Everyone in Uvalde, a town of about 15,200 about 60 miles from the country’s southern border, seemed to know one of the children who had been gunned down. Or had gone to high school with one of the victims’ parents or grandparents. Or had lost several family members.
“I lost two,” George Rodriguez, 72, said in between sobs as he climbed out of his Domino’s pizza delivery truck to greet a friend on Wednesday afternoon. “My grandson and a niece. I lost two.”
“I know, I know,” Mr. Rodriguez’s friend, Joe Costilla, replied. “We lost our cousin too.”
The scene replayed itself again and again across the leafy neighborhoods of modest homes surrounding the elementary school where about 90 percent of the 500 students are Hispanic.
Cousins, aunts and uncles pulled up in pickup trucks. Crying friends shared long hugs on families’ front lawns. Mourners drove from house to house and made phone call after phone call, stitching together an unofficial roster of the dead before law enforcement officials had publicly identified the victims.
“If you drive through town, you can already feel it’s different,” said Liza Cazares, whose husband lost two 10-year-old cousins in the attack. “Those were 21 lives that we can’t get back.”
Mr. Rodriguez said he had attended counseling at the civic center early on Wednesday, but it offered him little reprieve from the pain. Instead, he said he asked his supervisor at Domino’s if he could pick up a shift.
“I just could not stay home and think about what happened all day,” Mr. Rodriguez said. “I had to work and try to distract my mind.”
He pulled a photo from his wallet showing 10-year-old Jose Flores — “my little Josécito” — whom Mr. Rodriguez said he had raised as a grandson. The boy wore a rose-colored T-shirt saying, “Tough guys wear pink.” Mr. Rodriguez broke down crying.
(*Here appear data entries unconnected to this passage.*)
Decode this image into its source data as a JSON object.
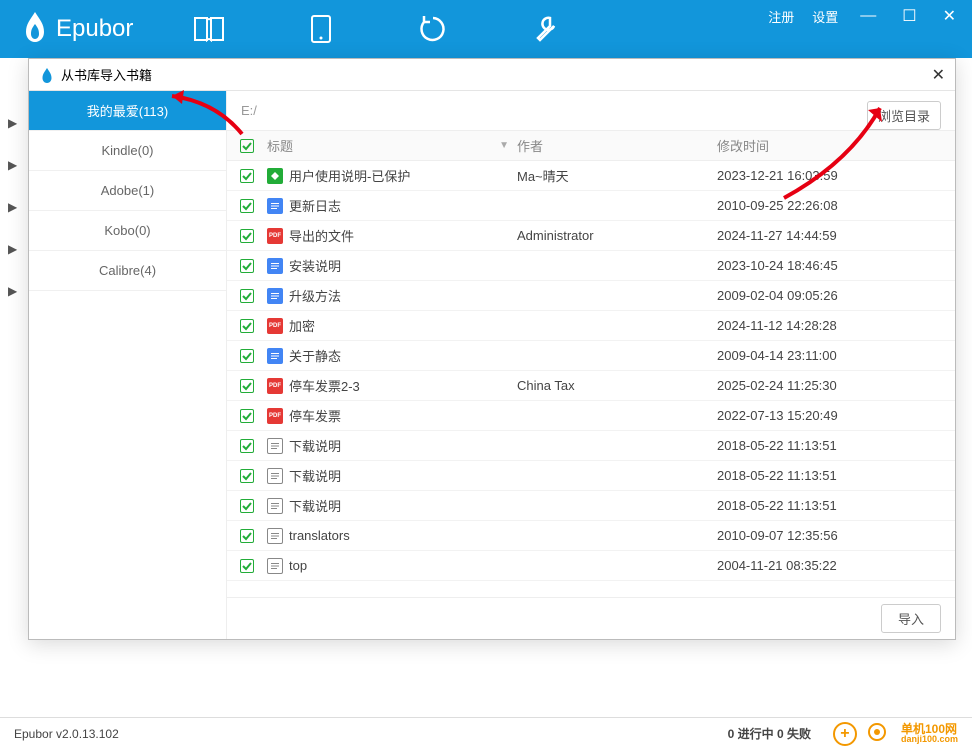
{
  "header": {
    "logo_text": "Epubor",
    "register": "注册",
    "settings": "设置"
  },
  "modal": {
    "title": "从书库导入书籍",
    "path": "E:/",
    "browse_btn": "浏览目录",
    "import_btn": "导入",
    "columns": {
      "title": "标题",
      "author": "作者",
      "date": "修改时间"
    }
  },
  "sidebar": [
    {
      "label": "我的最爱(113)",
      "active": true
    },
    {
      "label": "Kindle(0)",
      "active": false
    },
    {
      "label": "Adobe(1)",
      "active": false
    },
    {
      "label": "Kobo(0)",
      "active": false
    },
    {
      "label": "Calibre(4)",
      "active": false
    }
  ],
  "files": [
    {
      "title": "用户使用说明-已保护",
      "author": "Ma~晴天",
      "date": "2023-12-21 16:03:59",
      "type": "epub"
    },
    {
      "title": "更新日志",
      "author": "",
      "date": "2010-09-25 22:26:08",
      "type": "doc"
    },
    {
      "title": "导出的文件",
      "author": "Administrator",
      "date": "2024-11-27 14:44:59",
      "type": "pdf"
    },
    {
      "title": "安装说明",
      "author": "",
      "date": "2023-10-24 18:46:45",
      "type": "doc"
    },
    {
      "title": "升级方法",
      "author": "",
      "date": "2009-02-04 09:05:26",
      "type": "doc"
    },
    {
      "title": "加密",
      "author": "",
      "date": "2024-11-12 14:28:28",
      "type": "pdf"
    },
    {
      "title": "关于静态",
      "author": "",
      "date": "2009-04-14 23:11:00",
      "type": "doc"
    },
    {
      "title": "停车发票2-3",
      "author": "China Tax",
      "date": "2025-02-24 11:25:30",
      "type": "pdf"
    },
    {
      "title": "停车发票",
      "author": "",
      "date": "2022-07-13 15:20:49",
      "type": "pdf"
    },
    {
      "title": "下载说明",
      "author": "",
      "date": "2018-05-22 11:13:51",
      "type": "txt"
    },
    {
      "title": "下载说明",
      "author": "",
      "date": "2018-05-22 11:13:51",
      "type": "txt"
    },
    {
      "title": "下载说明",
      "author": "",
      "date": "2018-05-22 11:13:51",
      "type": "txt"
    },
    {
      "title": "translators",
      "author": "",
      "date": "2010-09-07 12:35:56",
      "type": "txt"
    },
    {
      "title": "top",
      "author": "",
      "date": "2004-11-21 08:35:22",
      "type": "txt"
    }
  ],
  "status": {
    "version": "Epubor v2.0.13.102",
    "progress": "0 进行中  0 失败",
    "wm1": "单机100网",
    "wm2": "danji100.com"
  }
}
Mr. Costilla said he was a cousin by marriage of Eva Mireles, a beloved teacher at Robb Elementary who befriended children and adults with the same ease. She loved running marathons and teaching her fourth graders, having spent the last 17 years as a teacher, Mr. Costilla said. She had a daughter in her 20s and three dogs.
“She was really close to us,” Mr. Costilla said. They spent many weekends together barbecuing in his backyard, and would have fired up the grill again this upcoming Memorial Day weekend.
“But now she’s gone,” Mr. Costilla said.
Until this week, Uvalde was perhaps best known as the hometown of the actor Matthew McConaughey and John Nance Garner, a vice president under President Franklin D. Roosevelt. In 1970, it became a center of anti-discrimination protests after Hispanic high school students staged weeks of walkouts.
San Juanita Hernandez, 25, a fifth-generation resident, said her teachers often invoked Uvalde’s history and famous names as they urged her and other students to do great things.
“Any homeroom teacher, football coach, would say, ‘Which one of you is going to bring us fame and put us on the map?’” Ms. Hernandez said.
Despite the proximity to the border and the presence of a U.S. Customs and Border Protection station in Uvalde, residents and city officials said most people were born in the area and had deep ties to the region’s ranching history. In the neighborhood around Robb Elementary, more than 40 percent of residents have lived in the same house for at least 30 years, according to census data.
The shared loss reverberating across Uvalde drew people to a 10 a.m. Mass on Wednesday at Sacred Heart Catholic Church. As they headed into the building, Rebecca and Luis Manuel Acosta said the shooting had taken a crushing toll on a community where it seemed there was no more than a few degrees of separation among families.
“I feel so afraid,” Ms. Acosta, 71, said. “I feel so much for those mothers.”